As you can see, the amount of collateral money is astounding. However, in the Polkadot, DOT holders can nominate validators (up to 16) with their DOT holdings. The process is straightforward (simple explanation).
A user creates a Polkadot Stash Account and transfers DOTs into it. During the validator voting period, you ask the network to count your DOT as your validator collateral. After voting ends, validators with the highest collateral amount become active in the network, and your Stash Account is put into freeze for 28 days. During that time, you can’t withdraw your DOTs from that Stash Account. It’s called staking.

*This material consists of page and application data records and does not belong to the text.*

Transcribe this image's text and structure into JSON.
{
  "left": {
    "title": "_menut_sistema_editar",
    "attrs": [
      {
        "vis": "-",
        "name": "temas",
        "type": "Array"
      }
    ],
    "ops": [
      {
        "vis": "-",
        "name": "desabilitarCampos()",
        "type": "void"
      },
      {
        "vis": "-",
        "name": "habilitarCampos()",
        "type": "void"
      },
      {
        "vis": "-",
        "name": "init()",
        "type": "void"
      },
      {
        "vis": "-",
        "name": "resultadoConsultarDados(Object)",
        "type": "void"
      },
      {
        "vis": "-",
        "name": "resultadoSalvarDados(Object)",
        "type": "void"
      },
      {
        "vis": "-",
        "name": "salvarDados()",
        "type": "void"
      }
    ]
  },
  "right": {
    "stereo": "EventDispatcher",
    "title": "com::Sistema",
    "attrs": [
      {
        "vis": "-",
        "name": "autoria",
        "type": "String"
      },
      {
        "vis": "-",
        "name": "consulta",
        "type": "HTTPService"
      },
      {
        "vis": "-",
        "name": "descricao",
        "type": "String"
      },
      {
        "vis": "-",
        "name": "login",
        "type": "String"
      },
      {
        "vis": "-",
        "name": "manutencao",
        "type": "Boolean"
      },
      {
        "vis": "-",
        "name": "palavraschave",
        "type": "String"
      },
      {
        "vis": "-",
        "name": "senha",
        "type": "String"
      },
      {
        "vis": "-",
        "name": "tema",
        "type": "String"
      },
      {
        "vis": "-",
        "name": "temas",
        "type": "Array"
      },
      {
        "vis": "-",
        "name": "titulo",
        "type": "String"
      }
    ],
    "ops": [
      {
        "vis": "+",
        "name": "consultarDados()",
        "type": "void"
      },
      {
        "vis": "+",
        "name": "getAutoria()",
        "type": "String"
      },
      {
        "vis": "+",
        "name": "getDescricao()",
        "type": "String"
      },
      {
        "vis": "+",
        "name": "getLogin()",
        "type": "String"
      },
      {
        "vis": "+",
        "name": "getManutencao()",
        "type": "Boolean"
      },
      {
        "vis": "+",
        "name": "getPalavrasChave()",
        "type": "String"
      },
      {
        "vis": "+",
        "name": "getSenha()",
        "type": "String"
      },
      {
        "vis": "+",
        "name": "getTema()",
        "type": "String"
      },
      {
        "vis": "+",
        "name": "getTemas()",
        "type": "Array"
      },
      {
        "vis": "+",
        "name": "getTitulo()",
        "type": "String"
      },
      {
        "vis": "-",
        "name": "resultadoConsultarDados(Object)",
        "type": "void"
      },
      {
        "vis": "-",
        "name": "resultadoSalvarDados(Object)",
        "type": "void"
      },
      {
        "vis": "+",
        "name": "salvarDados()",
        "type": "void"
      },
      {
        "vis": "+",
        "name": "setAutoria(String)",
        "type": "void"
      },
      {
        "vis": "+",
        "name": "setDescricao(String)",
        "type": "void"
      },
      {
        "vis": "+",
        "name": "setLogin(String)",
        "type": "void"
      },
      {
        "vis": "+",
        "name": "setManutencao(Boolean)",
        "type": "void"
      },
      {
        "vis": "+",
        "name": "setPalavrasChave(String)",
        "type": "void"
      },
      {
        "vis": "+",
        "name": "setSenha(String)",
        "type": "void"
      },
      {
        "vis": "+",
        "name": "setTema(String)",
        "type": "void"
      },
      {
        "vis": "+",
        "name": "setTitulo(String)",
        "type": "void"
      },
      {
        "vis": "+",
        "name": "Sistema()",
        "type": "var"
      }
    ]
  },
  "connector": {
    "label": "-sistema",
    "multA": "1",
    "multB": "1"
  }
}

Because you are putting your DOT on the line for 28 days to elect a Validator, you get rewards (from new coins and transaction fees) in DOTs from the Polkadot network through your Validator.
More than 60% of DOTs are currently locked by staking, and only 30% of DOTs are liquid in the Polkadot network. You can check the latest real-time statistics here: https://polkadot.subscan.io/. Therefore, though Polkadot does not have a cap on its DOT supply, still, the network is not flooded with newly minted coins.
Moreover, due to various reasons, the Polkadot Treasury regularly burns (deletes) DOT coins from the blockchain network. Thus it also creates a deflationary pressure.
Any Parachain who wants to use the Polkadot must put DOT as collateral for up to 2 years (in 6-month increment). It also increases the number of locked coins.
If we give a one-liner answer, “Polkadot is not capped and has 10% inflation,” to the question “Is Polkadot Capped?” it would be incomplete. As you can see from the above discussion, though Polkadot is not capped, it’s a non-issue, and this inflation is necessary for the network. If there’s no inflation, there’s no way we can replace all the lost coins. For example, it’s estimated that around 20% of Bitcoin is lost forever.
In short, Inflation in Polkadot is not a bad thing.